How a holiday to Iraq in the summer of 1990 turned into a months-long nightmareby Sameer Rahim / July 17, 2020 / Leave a comment
Waiting in the immigration queue at Saddam International Airport, I was feverish with anxiety. I watched as my father, Sadiq Rahim, leaned into a glass booth where an Iraqi officer slowly checked our family’s passports. Taped on the glass was a photo of Saddam Hussein in sunglasses and a black beret. Before flying out, our parents had warned my older sister and me that Iraq wasn’t like Britain: a stray joke or misplaced comment could land us in serious trouble. Our one protection was our British citizenship—Saddam being an ally of the west. Cigarette smoke drifted from the booth. Then the officer stamped our visa pages and nodded us through. The date was 28th July, 1990. Five days later Iraq invaded Kuwait, and our short tourist trip turned into a months-long nightmare.
Thirty years on, I find it hard to describe what happened to me in Iraq. The bald facts are that, at the age of nine, I was locked up for a month in a Baghdad hotel with my family. We were pawns in a larger diplomatic battle. After the UK condemned the Kuwait invasion and threatened retaliation, all British citizens in Saddam’s control were held as bargaining chips. I left with my mother and sister when women and children were released at the end of August. My father was forced to stay on until mid-October.
We were usually described in the press as “human-shield hostages,” but that still sounds melodramatic to me. The theory that Saddam kept us close to military targets to deter Allied bombing makes little sense—by the time the Gulf War started in January 1991, he had released us all. Hostages? Well, we weren’t allowed to leave our hotel floor and the lifts were guarded by armed goons. But no one actually put a gun to our heads—at least not our family. Saddam called us his “guests,” which he might have been delusional enough to believe. The Rahims always refer to it as the time “we got stuck in Iraq,” as though we had been caught in motorway traffic.
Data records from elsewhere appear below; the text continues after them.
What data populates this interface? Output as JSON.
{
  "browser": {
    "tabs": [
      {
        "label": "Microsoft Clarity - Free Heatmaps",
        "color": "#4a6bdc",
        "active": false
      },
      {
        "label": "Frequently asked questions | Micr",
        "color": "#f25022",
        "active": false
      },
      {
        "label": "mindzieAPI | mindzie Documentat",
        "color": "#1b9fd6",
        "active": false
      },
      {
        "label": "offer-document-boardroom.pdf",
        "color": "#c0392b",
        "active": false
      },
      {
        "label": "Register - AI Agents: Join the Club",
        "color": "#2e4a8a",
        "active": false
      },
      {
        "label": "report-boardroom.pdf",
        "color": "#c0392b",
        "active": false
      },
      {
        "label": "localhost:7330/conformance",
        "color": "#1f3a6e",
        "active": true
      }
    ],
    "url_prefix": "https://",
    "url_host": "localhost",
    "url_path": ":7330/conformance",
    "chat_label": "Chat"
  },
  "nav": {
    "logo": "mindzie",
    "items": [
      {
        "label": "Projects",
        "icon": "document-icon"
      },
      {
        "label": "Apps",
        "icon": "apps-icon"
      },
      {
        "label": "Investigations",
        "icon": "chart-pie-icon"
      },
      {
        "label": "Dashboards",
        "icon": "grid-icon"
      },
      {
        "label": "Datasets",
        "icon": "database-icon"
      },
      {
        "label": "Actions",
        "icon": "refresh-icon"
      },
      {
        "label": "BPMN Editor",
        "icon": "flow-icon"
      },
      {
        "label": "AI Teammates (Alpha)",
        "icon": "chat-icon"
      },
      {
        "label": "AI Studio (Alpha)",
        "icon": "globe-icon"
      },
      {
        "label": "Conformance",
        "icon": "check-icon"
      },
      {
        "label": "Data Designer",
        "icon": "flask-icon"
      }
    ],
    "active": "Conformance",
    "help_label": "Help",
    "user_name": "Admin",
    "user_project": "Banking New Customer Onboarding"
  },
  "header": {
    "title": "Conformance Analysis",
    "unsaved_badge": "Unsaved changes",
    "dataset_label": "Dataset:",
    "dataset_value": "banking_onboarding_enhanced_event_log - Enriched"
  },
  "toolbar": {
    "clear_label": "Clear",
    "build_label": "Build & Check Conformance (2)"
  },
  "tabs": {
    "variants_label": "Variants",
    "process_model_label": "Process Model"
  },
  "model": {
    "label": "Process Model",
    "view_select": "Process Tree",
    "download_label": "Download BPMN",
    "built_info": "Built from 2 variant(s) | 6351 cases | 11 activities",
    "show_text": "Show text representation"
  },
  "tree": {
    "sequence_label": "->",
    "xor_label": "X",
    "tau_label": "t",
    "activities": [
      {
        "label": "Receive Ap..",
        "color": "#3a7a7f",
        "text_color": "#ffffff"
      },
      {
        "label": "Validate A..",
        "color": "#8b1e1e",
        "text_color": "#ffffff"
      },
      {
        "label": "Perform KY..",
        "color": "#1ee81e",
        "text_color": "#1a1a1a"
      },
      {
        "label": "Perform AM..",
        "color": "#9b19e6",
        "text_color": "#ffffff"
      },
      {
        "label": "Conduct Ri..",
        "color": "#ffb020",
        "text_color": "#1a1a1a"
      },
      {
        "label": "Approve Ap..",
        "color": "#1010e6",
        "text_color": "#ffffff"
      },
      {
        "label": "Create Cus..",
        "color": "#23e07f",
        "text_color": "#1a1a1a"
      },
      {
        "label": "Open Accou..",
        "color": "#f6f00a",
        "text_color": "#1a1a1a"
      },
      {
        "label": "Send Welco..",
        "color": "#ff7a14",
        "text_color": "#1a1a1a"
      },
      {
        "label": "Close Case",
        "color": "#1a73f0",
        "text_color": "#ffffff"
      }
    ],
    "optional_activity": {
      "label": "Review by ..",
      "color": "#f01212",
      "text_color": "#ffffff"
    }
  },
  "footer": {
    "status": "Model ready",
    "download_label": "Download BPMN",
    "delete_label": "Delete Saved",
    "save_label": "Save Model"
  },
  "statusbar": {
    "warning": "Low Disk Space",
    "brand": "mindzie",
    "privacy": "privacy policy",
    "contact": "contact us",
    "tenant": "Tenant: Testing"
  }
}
Perhaps a better description would be “enforced lockdown.” Like coronavirus, Saddam was unpredictable and potentially lethal; and like now, panic spread by seeing how others, seemingly at random, suffered more than we did.
Perhaps because of the sheer weirdness…